Fast forward and Maneesha’s roles have included Software Design Authority, Enterprise Architect with Thales IFEC, which saw her acting as the technical lead in developing and approving solutions for bids and new product lines.

Maneesha continues:  

“Turning my back on medicine was a big decision and after taking some time out to consider my options, I chose to go to graduate school to study Computer Engineering as it was the next logical career step, and that’s how I fell into technical engineering."

“In my 12 years with Thales, I’ve done every job there is to do in software, first as a developer, as that’s how everyone starts out, before moving into software engineering, software project management, project engineering, functional management and more."

“It was actually the THALES IFE Chief Engineer who approached me about my current role to see if I was interested in applying. I thought, if he’s asking, then I’m definitely interested!”

Throughout her career, Maneesha has adopted a four-point check, something that she always instilled into her team while a manager, to ensure that each member was happy in his or her current position and career direction.
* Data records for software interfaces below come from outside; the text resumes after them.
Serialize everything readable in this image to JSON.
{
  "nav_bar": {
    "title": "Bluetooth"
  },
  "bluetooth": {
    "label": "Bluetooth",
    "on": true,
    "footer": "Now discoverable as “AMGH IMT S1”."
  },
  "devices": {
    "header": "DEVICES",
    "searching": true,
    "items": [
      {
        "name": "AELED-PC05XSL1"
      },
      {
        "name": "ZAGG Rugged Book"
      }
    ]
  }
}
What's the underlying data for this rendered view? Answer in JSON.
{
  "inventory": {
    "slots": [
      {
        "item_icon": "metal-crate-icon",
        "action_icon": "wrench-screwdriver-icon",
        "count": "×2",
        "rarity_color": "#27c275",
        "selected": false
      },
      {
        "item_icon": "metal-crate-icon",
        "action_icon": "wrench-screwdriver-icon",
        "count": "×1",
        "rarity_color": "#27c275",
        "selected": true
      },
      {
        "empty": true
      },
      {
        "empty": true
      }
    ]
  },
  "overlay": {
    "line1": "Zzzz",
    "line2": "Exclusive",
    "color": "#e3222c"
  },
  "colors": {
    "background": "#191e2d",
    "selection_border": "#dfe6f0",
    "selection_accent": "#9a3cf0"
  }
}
In any situation, she explains that anyone should be able to ask themselves the same four questions:

  • Do I like what I what I do?

  • Do I enjoy my environment including my colleagues?

  • Am I adequately compensated?

  • Am I learning?

Three or four positive answers means you’re in the right job, yet two or below shows that you need to make a change. And it’s this same positive outlook on happiness and progression that sees past team members return to her for advice, which she describes as a recurring highlight.

In an industry that’s working hard to build a strong pipeline of diverse talent, Maneesha is always focused on securing positions due to her talents, experience and what she brings to the role, rather than her gender. Citing her parents as her role models, she values their influence and outlook on life for helping her to reach where she is today. Coming from a typical middle-class background, Maneesha has always held onto the positives gained from getting a good education, being honest and hardworking.

She explains: 

“I always try to find inspiration from new accessible sources that can guide me and inspire me. Those inspirations have always come in the form of professors while in college and senior members in key leadership positions at work. I find it rather difficult to derive inspiration from historical figures as I am not able to relate to them or have a conversation with them. Over the years, I have learned to request mentorship help without formality, and such a request rarely goes unacknowledged.”

Looking ahead, Maneesha’s career with Thales looks to continue to scale new heights. She continues: 

“Engineering is changing so fast, especially in software. I want to ride this wave of change and continue in leadership roles whether in full technical or full management."

“For new talent entering the industry, young or old, remember, you don’t need to know everything about software. As long as you love technology and enjoy going between the big picture and details, then every task becomes a learning experience. No matter how difficult it may seem at first, there is a way to triumph."

“To succeed, you need to be a problem solver, have the ability to embrace new challenges, develop new solutions, while remembering to carefully document the solution, so that others can understand it, replicate and derive inspiration from it. Imitation is the best form of flattery in such cases."

* NB: This article was originally published in 2019